**Dataset excerpts:**
----------------------------------------

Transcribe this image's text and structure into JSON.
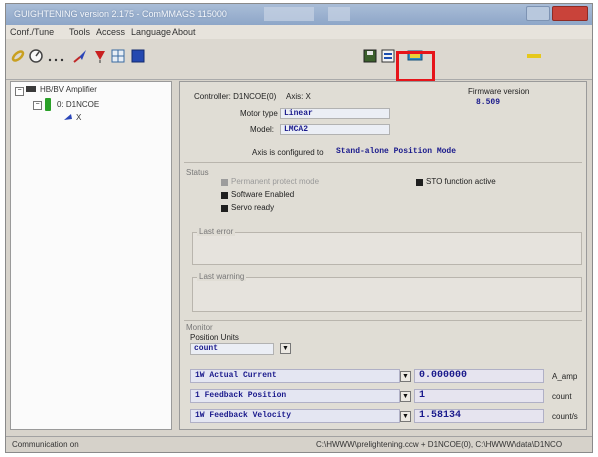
{
  "window": {
    "title": "GUIGHTENING version 2.175 - ComMMAGS 115000",
    "colors": {
      "titlebar": "#9fb4d1",
      "highlight": "#e6141a",
      "value_text": "#1a1a8c"
    }
  },
  "menu": [
    "Conf./Tune",
    "Tools",
    "Access",
    "Language",
    "About"
  ],
  "toolbar": {
    "left_icons": [
      "link-icon",
      "gauge-icon",
      "dots-icon",
      "plane-icon",
      "flag-icon",
      "grid-icon",
      "square-icon"
    ],
    "right_icons": [
      "save-icon",
      "transfer-icon",
      "monitor-icon",
      "key-icon"
    ]
  },
  "tree": {
    "root": "HB/BV Amplifier",
    "controller": "0: D1NCOE",
    "axis": "X"
  },
  "panel": {
    "controller_label": "Controller: D1NCOE(0)",
    "axis_label": "Axis: X",
    "firmware_label": "Firmware version",
    "firmware_value": "8.509",
    "motor_type_label": "Motor type",
    "motor_type_value": "Linear",
    "model_label": "Model:",
    "model_value": "LMCA2",
    "configured_label": "Axis is configured to",
    "configured_value": "Stand-alone Position Mode",
    "status_group": "Status",
    "status": [
      {
        "label": "Permanent protect mode",
        "active": false
      },
      {
        "label": "Software Enabled",
        "active": true
      },
      {
        "label": "Servo ready",
        "active": true
      }
    ],
    "sto_label": "STO function active",
    "last_error_group": "Last error",
    "last_warning_group": "Last warning",
    "monitor_group": "Monitor",
    "position_units_label": "Position Units",
    "position_units_value": "count",
    "monitor_rows": [
      {
        "signal": "1W Actual Current",
        "value": "0.000000",
        "unit": "A_amp"
      },
      {
        "signal": "1 Feedback Position",
        "value": "1",
        "unit": "count"
      },
      {
        "signal": "1W Feedback Velocity",
        "value": "1.58134",
        "unit": "count/s"
      }
    ]
  },
  "statusbar": {
    "left": "Communication on",
    "right": "C:\\HWWW\\prelightening.ccw + D1NCOE(0), C:\\HWWW\\data\\D1NCO"
  }
}
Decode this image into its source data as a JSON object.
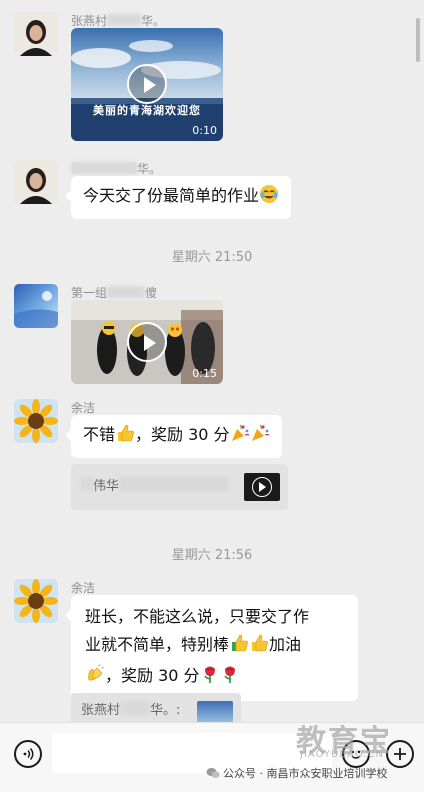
{
  "messages": [
    {
      "sender_prefix": "张燕村",
      "sender_suffix": "华。",
      "video_caption": "美丽的青海湖欢迎您",
      "duration": "0:10"
    },
    {
      "sender_suffix": "华。",
      "text": "今天交了份最简单的作业",
      "emoji_icon": "tears-of-joy-emoji"
    },
    {
      "sender_prefix": "第一组",
      "sender_suffix": "傻",
      "duration": "0:15"
    },
    {
      "sender": "余洁",
      "text_part1": "不错",
      "text_part2": "，奖励 30 分",
      "quote_name": "伟华"
    },
    {
      "sender": "余洁",
      "text_line1": "班长，不能这么说，只要交了作",
      "text_line2": "业就不简单，特别棒",
      "text_line2b": "加油",
      "text_line3": "，奖励 30 分",
      "quote_prefix": "张燕村",
      "quote_suffix": "华。:"
    }
  ],
  "timestamps": [
    "星期六 21:50",
    "星期六 21:56"
  ],
  "watermark": {
    "logo": "教育宝",
    "domain": "JIAOYUBAO.CN",
    "footer": "公众号 · 南昌市众安职业培训学校"
  },
  "colors": {
    "background": "#ededed",
    "bubble": "#ffffff",
    "quote": "#e2e2e2",
    "timestamp": "#999999"
  }
}
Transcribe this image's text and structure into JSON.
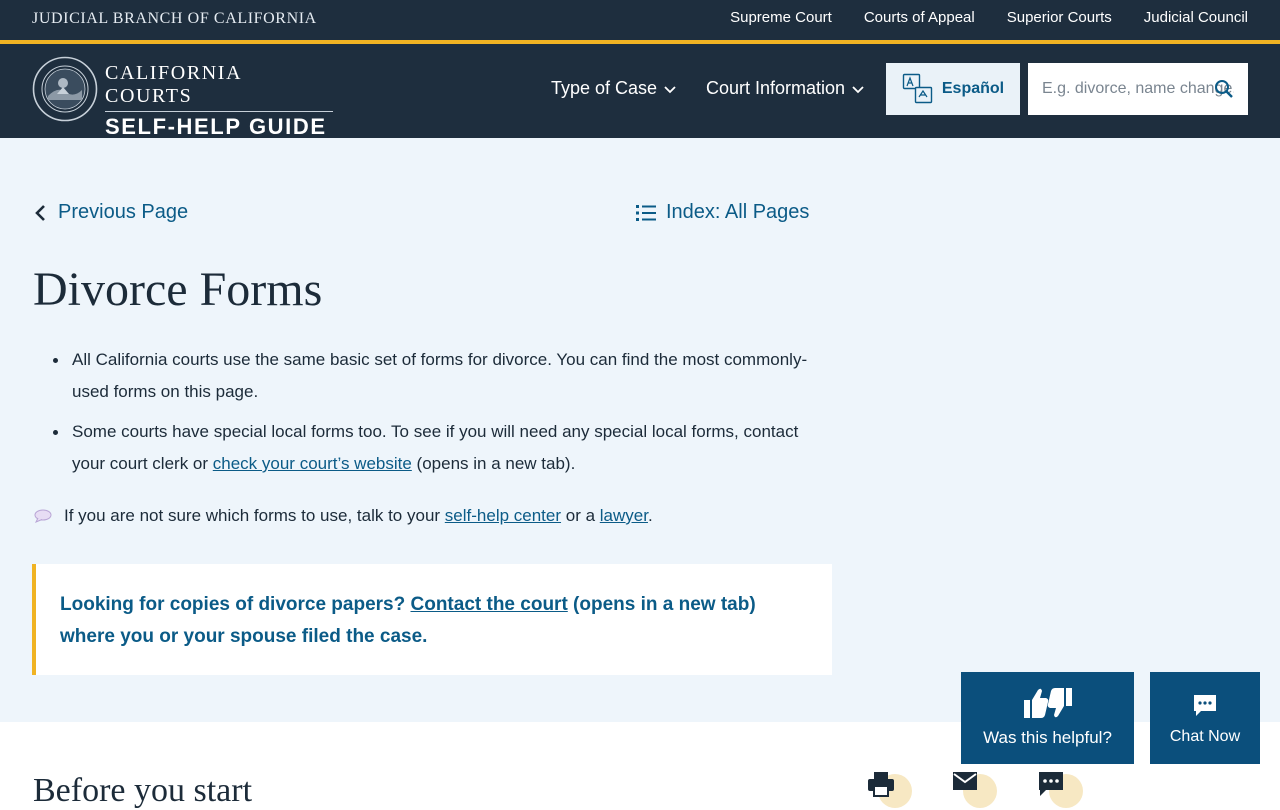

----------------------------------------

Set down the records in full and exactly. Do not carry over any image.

Transcribe this image's text and structure into JSON.
{
  "window": {
    "title": "GUIGHTENING version 2.175 - ComMMAGS 115000",
    "colors": {
      "titlebar": "#9fb4d1",
      "highlight": "#e6141a",
      "value_text": "#1a1a8c"
    }
  },
  "menu": [
    "Conf./Tune",
    "Tools",
    "Access",
    "Language",
    "About"
  ],
  "toolbar": {
    "left_icons": [
      "link-icon",
      "gauge-icon",
      "dots-icon",
      "plane-icon",
      "flag-icon",
      "grid-icon",
      "square-icon"
    ],
    "right_icons": [
      "save-icon",
      "transfer-icon",
      "monitor-icon",
      "key-icon"
    ]
  },
  "tree": {
    "root": "HB/BV Amplifier",
    "controller": "0: D1NCOE",
    "axis": "X"
  },
  "panel": {
    "controller_label": "Controller: D1NCOE(0)",
    "axis_label": "Axis: X",
    "firmware_label": "Firmware version",
    "firmware_value": "8.509",
    "motor_type_label": "Motor type",
    "motor_type_value": "Linear",
    "model_label": "Model:",
    "model_value": "LMCA2",
    "configured_label": "Axis is configured to",
    "configured_value": "Stand-alone Position Mode",
    "status_group": "Status",
    "status": [
      {
        "label": "Permanent protect mode",
        "active": false
      },
      {
        "label": "Software Enabled",
        "active": true
      },
      {
        "label": "Servo ready",
        "active": true
      }
    ],
    "sto_label": "STO function active",
    "last_error_group": "Last error",
    "last_warning_group": "Last warning",
    "monitor_group": "Monitor",
    "position_units_label": "Position Units",
    "position_units_value": "count",
    "monitor_rows": [
      {
        "signal": "1W Actual Current",
        "value": "0.000000",
        "unit": "A_amp"
      },
      {
        "signal": "1 Feedback Position",
        "value": "1",
        "unit": "count"
      },
      {
        "signal": "1W Feedback Velocity",
        "value": "1.58134",
        "unit": "count/s"
      }
    ]
  },
  "statusbar": {
    "left": "Communication on",
    "right": "C:\\HWWW\\prelightening.ccw + D1NCOE(0), C:\\HWWW\\data\\D1NCO"
  }
}
Decode this image into its source data as a JSON object.
{
  "messages": [
    {
      "sender_prefix": "张燕村",
      "sender_suffix": "华。",
      "video_caption": "美丽的青海湖欢迎您",
      "duration": "0:10"
    },
    {
      "sender_suffix": "华。",
      "text": "今天交了份最简单的作业",
      "emoji_icon": "tears-of-joy-emoji"
    },
    {
      "sender_prefix": "第一组",
      "sender_suffix": "傻",
      "duration": "0:15"
    },
    {
      "sender": "余洁",
      "text_part1": "不错",
      "text_part2": "，奖励 30 分",
      "quote_name": "伟华"
    },
    {
      "sender": "余洁",
      "text_line1": "班长，不能这么说，只要交了作",
      "text_line2": "业就不简单，特别棒",
      "text_line2b": "加油",
      "text_line3": "，奖励 30 分",
      "quote_prefix": "张燕村",
      "quote_suffix": "华。:"
    }
  ],
  "timestamps": [
    "星期六 21:50",
    "星期六 21:56"
  ],
  "watermark": {
    "logo": "教育宝",
    "domain": "JIAOYUBAO.CN",
    "footer": "公众号 · 南昌市众安职业培训学校"
  },
  "colors": {
    "background": "#ededed",
    "bubble": "#ffffff",
    "quote": "#e2e2e2",
    "timestamp": "#999999"
  }
}
Transcribe this image's text and structure into JSON.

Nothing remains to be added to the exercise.